TASK INSTRUCTIONS: The records below must be reproduced in full and without error.

[Opening STORED DATA section]

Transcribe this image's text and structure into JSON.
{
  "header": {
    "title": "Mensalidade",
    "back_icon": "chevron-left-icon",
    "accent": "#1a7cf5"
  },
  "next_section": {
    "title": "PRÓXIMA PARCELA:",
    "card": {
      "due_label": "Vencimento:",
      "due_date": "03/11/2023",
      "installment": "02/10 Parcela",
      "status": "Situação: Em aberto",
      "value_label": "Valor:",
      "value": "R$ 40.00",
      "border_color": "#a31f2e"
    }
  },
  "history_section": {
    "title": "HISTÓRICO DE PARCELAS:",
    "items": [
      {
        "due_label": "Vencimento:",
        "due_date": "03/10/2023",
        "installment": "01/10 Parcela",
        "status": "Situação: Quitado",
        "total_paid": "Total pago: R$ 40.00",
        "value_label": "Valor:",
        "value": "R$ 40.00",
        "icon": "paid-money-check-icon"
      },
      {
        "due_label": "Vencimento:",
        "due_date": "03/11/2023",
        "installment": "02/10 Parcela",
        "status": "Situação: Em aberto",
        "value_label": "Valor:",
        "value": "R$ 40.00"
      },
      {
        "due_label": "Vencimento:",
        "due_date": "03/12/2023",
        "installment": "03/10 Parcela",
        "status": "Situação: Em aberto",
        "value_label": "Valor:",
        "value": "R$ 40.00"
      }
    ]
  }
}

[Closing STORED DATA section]

ANSWER TO THIS PROBLEM:
Transcribe this image's text and structure into JSON.
{
  "header": {
    "title": "Mensalidade",
    "back_icon": "chevron-left-icon",
    "accent": "#1a7cf5"
  },
  "next_section": {
    "title": "PRÓXIMA PARCELA:",
    "card": {
      "due_label": "Vencimento:",
      "due_date": "03/11/2023",
      "installment": "02/10 Parcela",
      "status": "Situação: Em aberto",
      "value_label": "Valor:",
      "value": "R$ 40.00",
      "border_color": "#a31f2e"
    }
  },
  "history_section": {
    "title": "HISTÓRICO DE PARCELAS:",
    "items": [
      {
        "due_label": "Vencimento:",
        "due_date": "03/10/2023",
        "installment": "01/10 Parcela",
        "status": "Situação: Quitado",
        "total_paid": "Total pago: R$ 40.00",
        "value_label": "Valor:",
        "value": "R$ 40.00",
        "icon": "paid-money-check-icon"
      },
      {
        "due_label": "Vencimento:",
        "due_date": "03/11/2023",
        "installment": "02/10 Parcela",
        "status": "Situação: Em aberto",
        "value_label": "Valor:",
        "value": "R$ 40.00"
      },
      {
        "due_label": "Vencimento:",
        "due_date": "03/12/2023",
        "installment": "03/10 Parcela",
        "status": "Situação: Em aberto",
        "value_label": "Valor:",
        "value": "R$ 40.00"
      }
    ]
  }
}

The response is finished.